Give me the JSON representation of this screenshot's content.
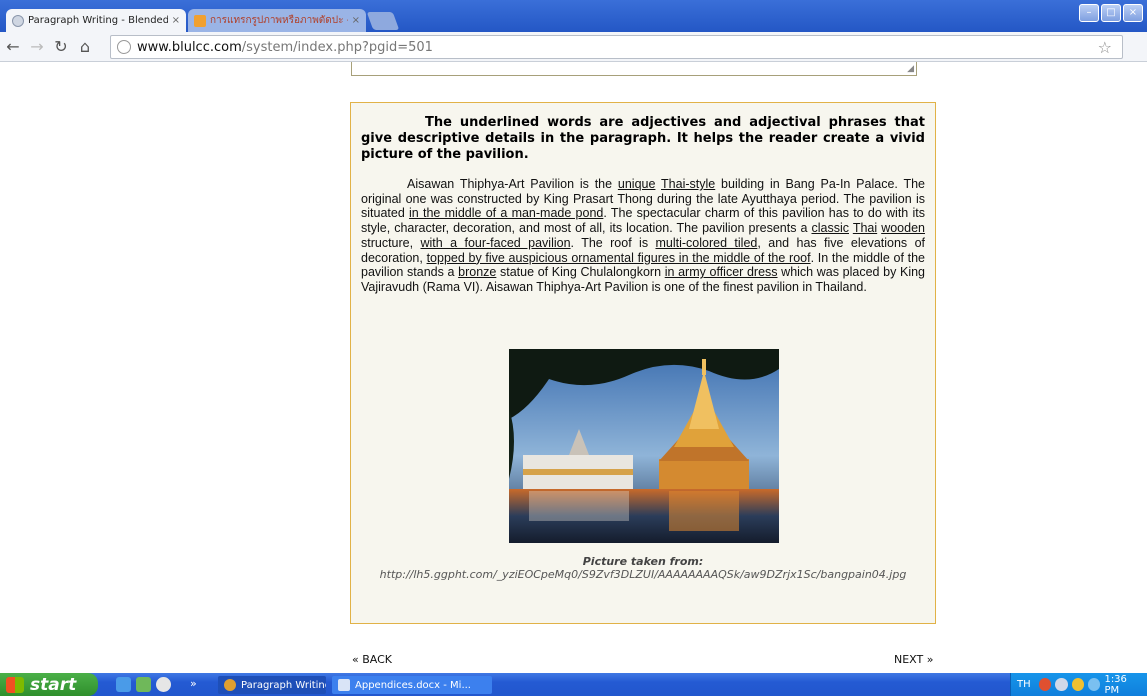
{
  "browser": {
    "tabs": [
      {
        "title": "Paragraph Writing - Blended Le",
        "active": true
      },
      {
        "title": "การแทรกรูปภาพหรือภาพตัดปะ -",
        "active": false
      }
    ],
    "url_host": "www.blulcc.com",
    "url_path": "/system/index.php?pgid=501",
    "icons": {
      "back": "back-arrow-icon",
      "forward": "forward-arrow-icon",
      "reload": "reload-icon",
      "home": "home-icon",
      "bookmark": "star-icon",
      "menu": "wrench-icon"
    }
  },
  "content": {
    "heading": "The underlined words are adjectives and adjectival phrases that give descriptive details in the paragraph. It helps the reader create a vivid picture of the pavilion.",
    "paragraph_segments": [
      {
        "t": "Aisawan Thiphya-Art Pavilion is the ",
        "u": false
      },
      {
        "t": "unique",
        "u": true
      },
      {
        "t": " ",
        "u": false
      },
      {
        "t": "Thai-style",
        "u": true
      },
      {
        "t": " building in Bang Pa-In Palace. The original one was constructed by King Prasart Thong during the late Ayutthaya period. The pavilion is situated ",
        "u": false
      },
      {
        "t": "in the middle of a man-made pond",
        "u": true
      },
      {
        "t": ". The spectacular charm of this pavilion has to do with its style, character, decoration, and most of all, its location. The pavilion presents a ",
        "u": false
      },
      {
        "t": "classic",
        "u": true
      },
      {
        "t": " ",
        "u": false
      },
      {
        "t": "Thai",
        "u": true
      },
      {
        "t": " ",
        "u": false
      },
      {
        "t": "wooden",
        "u": true
      },
      {
        "t": " structure, ",
        "u": false
      },
      {
        "t": "with a four-faced pavilion",
        "u": true
      },
      {
        "t": ". The roof is ",
        "u": false
      },
      {
        "t": "multi-colored tiled",
        "u": true
      },
      {
        "t": ", and has five elevations of decoration, ",
        "u": false
      },
      {
        "t": "topped by five auspicious ornamental figures in the middle of the roof",
        "u": true
      },
      {
        "t": ". In the middle of the pavilion stands a ",
        "u": false
      },
      {
        "t": "bronze",
        "u": true
      },
      {
        "t": " statue of King Chulalongkorn ",
        "u": false
      },
      {
        "t": "in army officer dress",
        "u": true
      },
      {
        "t": " which was placed by King Vajiravudh (Rama VI). Aisawan Thiphya-Art Pavilion is one of the finest pavilion in Thailand.",
        "u": false
      }
    ],
    "caption_title": "Picture taken from:",
    "caption_url": "http://lh5.ggpht.com/_yziEOCpeMq0/S9Zvf3DLZUI/AAAAAAAAQSk/aw9DZrjx1Sc/bangpain04.jpg"
  },
  "nav": {
    "back": "« BACK",
    "next": "NEXT »"
  },
  "taskbar": {
    "start": "start",
    "tasks": [
      "Paragraph Writing - B...",
      "Appendices.docx - Mi..."
    ],
    "lang": "TH",
    "clock": "1:36 PM"
  },
  "colors": {
    "box_border": "#e1b247",
    "box_bg": "#f7f6ee",
    "xp_blue": "#245ad3",
    "start_green": "#3a9d37"
  }
}
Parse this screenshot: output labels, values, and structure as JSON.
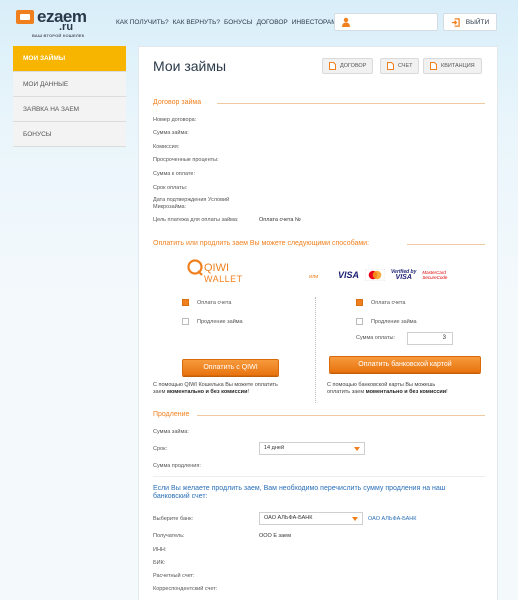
{
  "header": {
    "logo": "ezaem",
    "logo_ru": ".ru",
    "tagline": "ВАШ ВТОРОЙ КОШЕЛЕК",
    "nav": [
      "КАК ПОЛУЧИТЬ?",
      "КАК ВЕРНУТЬ?",
      "БОНУСЫ",
      "ДОГОВОР",
      "ИНВЕСТОРАМ"
    ],
    "logout": "ВЫЙТИ"
  },
  "sidebar": {
    "items": [
      {
        "label": "МОИ ЗАЙМЫ"
      },
      {
        "label": "МОИ ДАННЫЕ"
      },
      {
        "label": "ЗАЯВКА НА ЗАЕМ"
      },
      {
        "label": "БОНУСЫ"
      }
    ]
  },
  "main": {
    "title": "Мои займы",
    "tabs": [
      "ДОГОВОР",
      "СЧЕТ",
      "КВИТАНЦИЯ"
    ],
    "contract": {
      "heading": "Договор займа",
      "fields": [
        "Номер договора:",
        "Сумма займа:",
        "Комиссия:",
        "Просроченные проценты:",
        "Сумма к оплате:",
        "Срок оплаты:",
        "Дата подтверждения Условий Микрозайма:",
        "Цель платежа для оплаты займа:"
      ],
      "purpose_value": "Оплата счета №"
    },
    "pay": {
      "heading": "Оплатить или продлить заем Вы можете следующими способами:",
      "qiwi_line1": "QIWI",
      "qiwi_line2": "WALLET",
      "or": "или",
      "visa": "VISA",
      "vbv_line1": "Verified by",
      "vbv_line2": "VISA",
      "mcsc_line1": "MasterCard",
      "mcsc_line2": "SecureCode",
      "opt_pay": "Оплата счета",
      "opt_extend": "Продление займа",
      "sum_label": "Сумма оплаты:",
      "sum_value": "3",
      "qiwi_button": "Оплатить с QIWI",
      "card_button": "Оплатить банковской картой",
      "qiwi_note_1": "С помощью QIWI Кошелька Вы можете оплатить",
      "qiwi_note_2": "заем ",
      "qiwi_note_bold": "моментально и без комиссии",
      "qiwi_note_end": "!",
      "card_note_1": "С помощью банковской карты Вы можешь",
      "card_note_2": "оплатить заем ",
      "card_note_bold": "моментально и без комиссии",
      "card_note_end": "!"
    },
    "extend": {
      "heading": "Продление",
      "sum_label": "Сумма займа:",
      "term_label": "Срок:",
      "term_value": "14 дней",
      "ext_sum_label": "Сумма продления:",
      "notice": "Если Вы желаете продлить заем, Вам необходимо перечислить сумму продления на наш банковский счет:",
      "bank_label": "Выберите банк:",
      "bank_value": "ОАО АЛЬФА-БАНК",
      "bank_link": "ОАО АЛЬФА-БАНК",
      "recipient_label": "Получатель:",
      "recipient_value": "ООО Е заем",
      "inn_label": "ИНН:",
      "bik_label": "БИК:",
      "account_label": "Расчетный счет:",
      "corr_label": "Корреспондентский счет:"
    }
  },
  "colors": {
    "accent": "#f0801e",
    "link": "#2a70b8",
    "active_tab": "#f7b500"
  }
}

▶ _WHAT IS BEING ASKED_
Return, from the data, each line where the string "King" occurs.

▶ _REPLY_
        "t": " building in Bang Pa-In Palace. The original one was constructed by King Prasart Thong during the late Ayutthaya period. The pavilion is situated ",
        "t": " statue of King Chulalongkorn ",
        "t": " which was placed by King Vajiravudh (Rama VI). Aisawan Thiphya-Art Pavilion is one of the finest pavilion in Thailand.",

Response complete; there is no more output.